(b) Sustainable energy transition: energy needs are directly linked to the trajectory of economic growth. The submarine is a reservoir of energy, both conventional and unconventional alternative energy sources. Effective and efficient extraction of these resources will determine the sustainable transition. The UDA framework will be an important driver for these requirements. The IOR is a major hub for these resources and sustainable extraction will require massive acoustic capability and a focus on capacity building.
(c) Digital transformation: Digital transformation is the established path to improve the governance mechanism. This needs to be extended to the submarine realm, both in marine and freshwater systems. The UDA framework is well aligned to support digital transformation given its science and technology (S&T) orientation. Artificial intelligence (AI) and underwater robotics-based data analysis to realize the digital framework will be an optimal and nuanced way forward. The specialized acoustic signal processing required to overcome the local site-specific challenges of tropical nearshore waters will be critical. Experimental field validation of modeling and simulation to map tropical conditions will go a long way. The Digital Ocean structure will be a good start to achieve effective governance in the strategic Indo-Pacific space.

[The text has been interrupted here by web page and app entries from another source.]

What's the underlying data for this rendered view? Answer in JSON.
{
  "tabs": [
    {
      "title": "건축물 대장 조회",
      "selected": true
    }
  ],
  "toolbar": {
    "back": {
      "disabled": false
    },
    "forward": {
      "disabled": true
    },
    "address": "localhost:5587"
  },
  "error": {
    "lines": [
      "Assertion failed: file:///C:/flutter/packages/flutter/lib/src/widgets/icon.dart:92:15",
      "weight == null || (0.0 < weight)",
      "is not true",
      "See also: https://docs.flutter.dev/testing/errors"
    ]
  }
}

Indonesia is a maritime nation with a coastline of nearly one lakh km compared to India’s 7,500 km. Thus, a strategic push for effective maritime governance cannot be resisted by Indonesia. Today, India is in a very good position to play the leadership role, well aligned with its stated SAGAR vision to implement the UDA framework at IOR level or even across the entire Indo-Pacific strategic space. . The G20 could be an appropriate forum to advance the UDA framework for a safe, secure and sustainable growth model for all in the Indo-Pacific region. The recent meeting of G20 foreign ministers in Bali, Indonesia, highlighted security challenges and headwinds to growth and called for enhanced cooperation and synergy among member states.
India’s presidency at the G20 summit may consider introducing the UDA framework for comprehensive political and technological intervention, as well as acoustic capacity and capacity building. As noted earlier, it also addresses agenda items under the Indonesian presidency, but a more nuanced realization of the UDA framework will provide a more inclusive approach. The entire Indo-Pacific strategic space being included for the implementation of the UDA framework will enable all member states to enthusiastically participate.

Dr (Cdr) Arnab Das is the founder and director of the Maritime Research Center (MRC), Pune.